**DIRECTIONS**
Exactly as written and without the pictures, output the entries below.
○ ○ ○ ○ ○
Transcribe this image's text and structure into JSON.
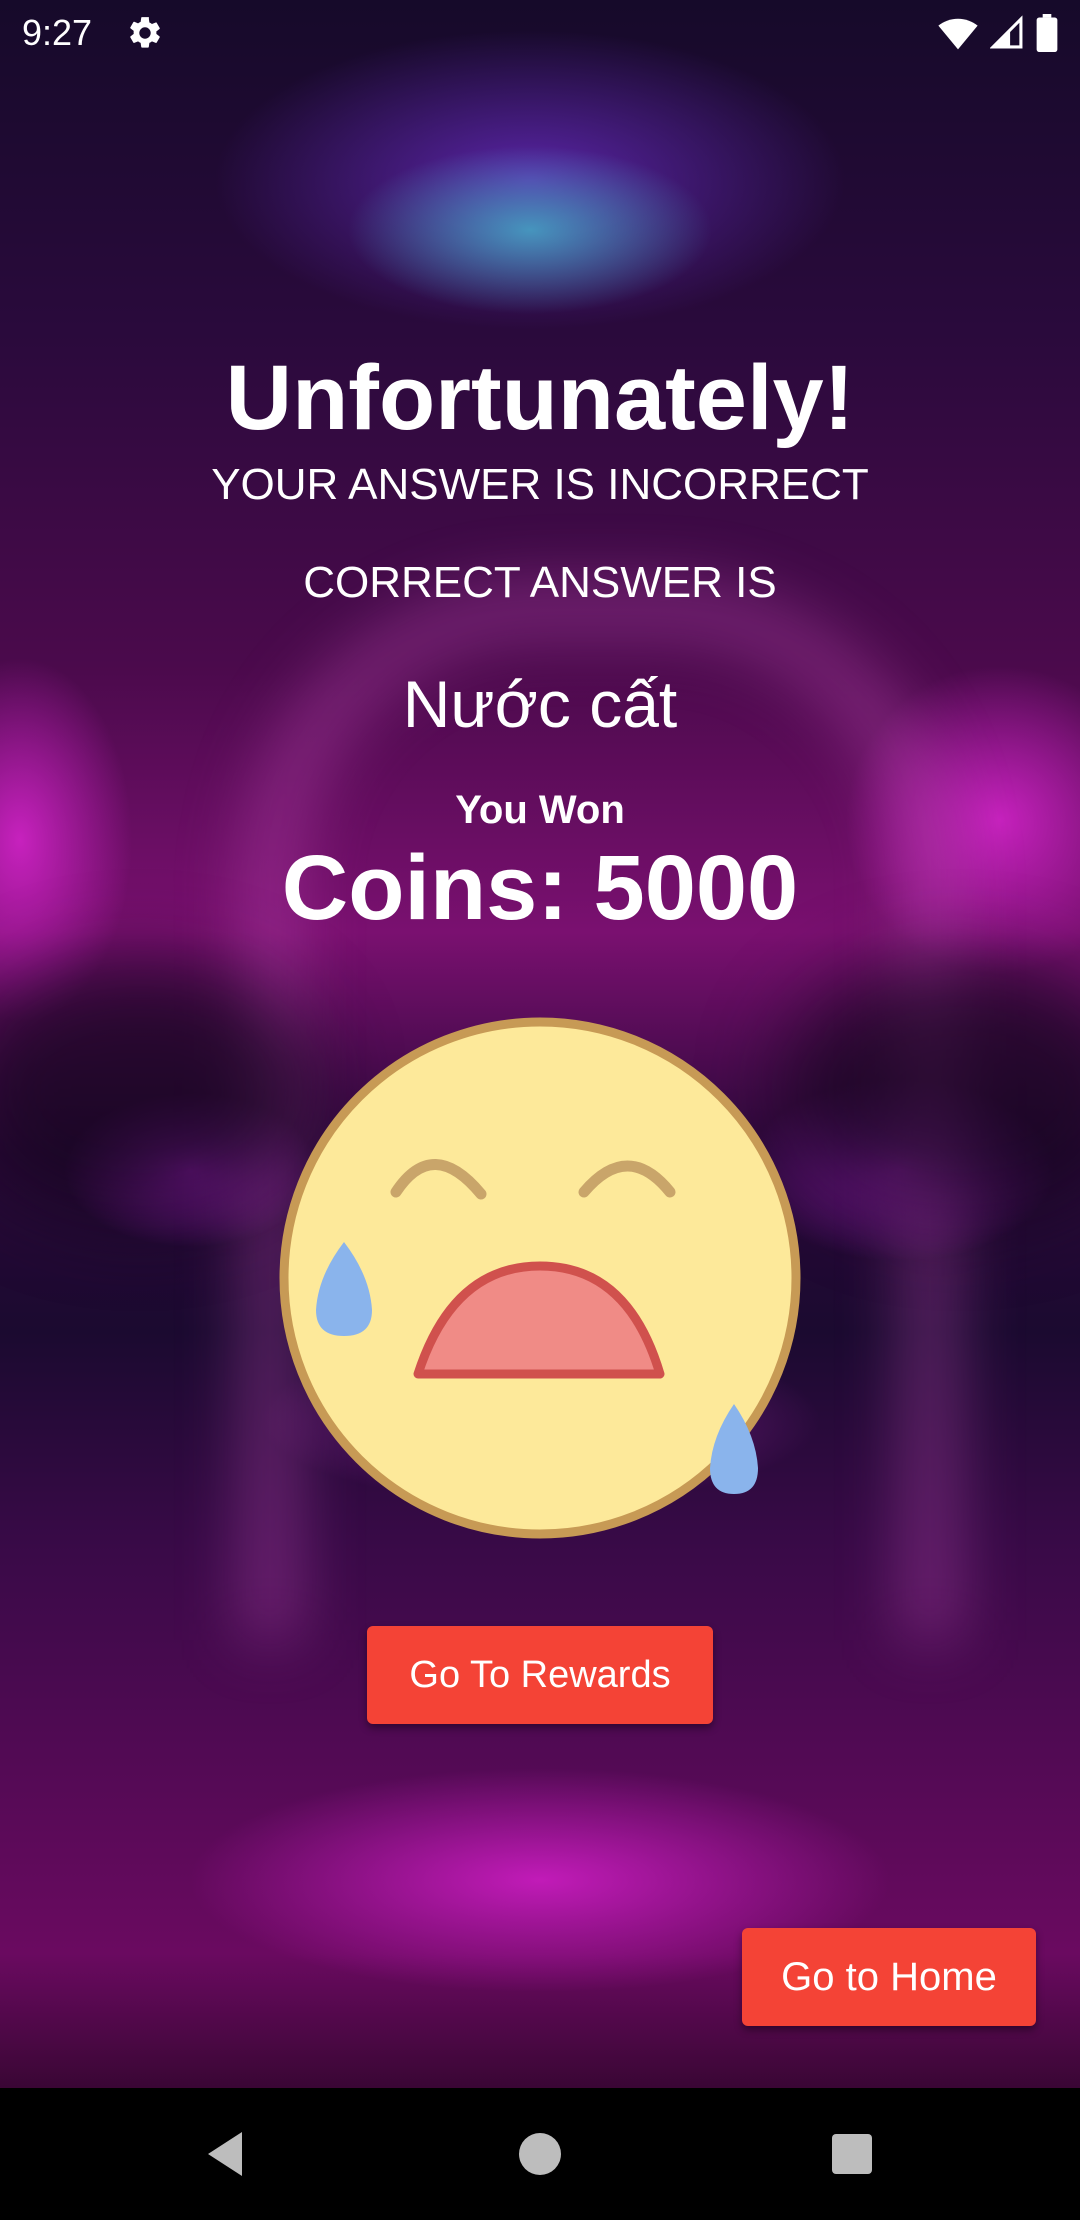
{
  "status_bar": {
    "time": "9:27",
    "icons": [
      "gear-icon",
      "wifi-icon",
      "cell-signal-icon",
      "battery-icon"
    ]
  },
  "result": {
    "title": "Unfortunately!",
    "subtitle": "YOUR ANSWER IS INCORRECT",
    "correct_label": "CORRECT ANSWER IS",
    "correct_answer": "Nước cất",
    "you_won_label": "You Won",
    "coins_text": "Coins: 5000"
  },
  "emoji": {
    "name": "crying-face-icon",
    "face_color": "#fde99a",
    "outline_color": "#c79a55",
    "tear_color": "#8ab4ec",
    "mouth_color": "#f08b86"
  },
  "buttons": {
    "rewards_label": "Go To Rewards",
    "home_label": "Go to Home",
    "color": "#f44336"
  },
  "nav_bar": {
    "items": [
      "back-icon",
      "home-circle-icon",
      "recents-square-icon"
    ]
  }
}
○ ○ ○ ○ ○
**RESPONSE BELOW**
Transcribe this image's text and structure into JSON.
{
  "status_bar": {
    "time": "9:27",
    "icons": [
      "gear-icon",
      "wifi-icon",
      "cell-signal-icon",
      "battery-icon"
    ]
  },
  "result": {
    "title": "Unfortunately!",
    "subtitle": "YOUR ANSWER IS INCORRECT",
    "correct_label": "CORRECT ANSWER IS",
    "correct_answer": "Nước cất",
    "you_won_label": "You Won",
    "coins_text": "Coins: 5000"
  },
  "emoji": {
    "name": "crying-face-icon",
    "face_color": "#fde99a",
    "outline_color": "#c79a55",
    "tear_color": "#8ab4ec",
    "mouth_color": "#f08b86"
  },
  "buttons": {
    "rewards_label": "Go To Rewards",
    "home_label": "Go to Home",
    "color": "#f44336"
  },
  "nav_bar": {
    "items": [
      "back-icon",
      "home-circle-icon",
      "recents-square-icon"
    ]
  }
}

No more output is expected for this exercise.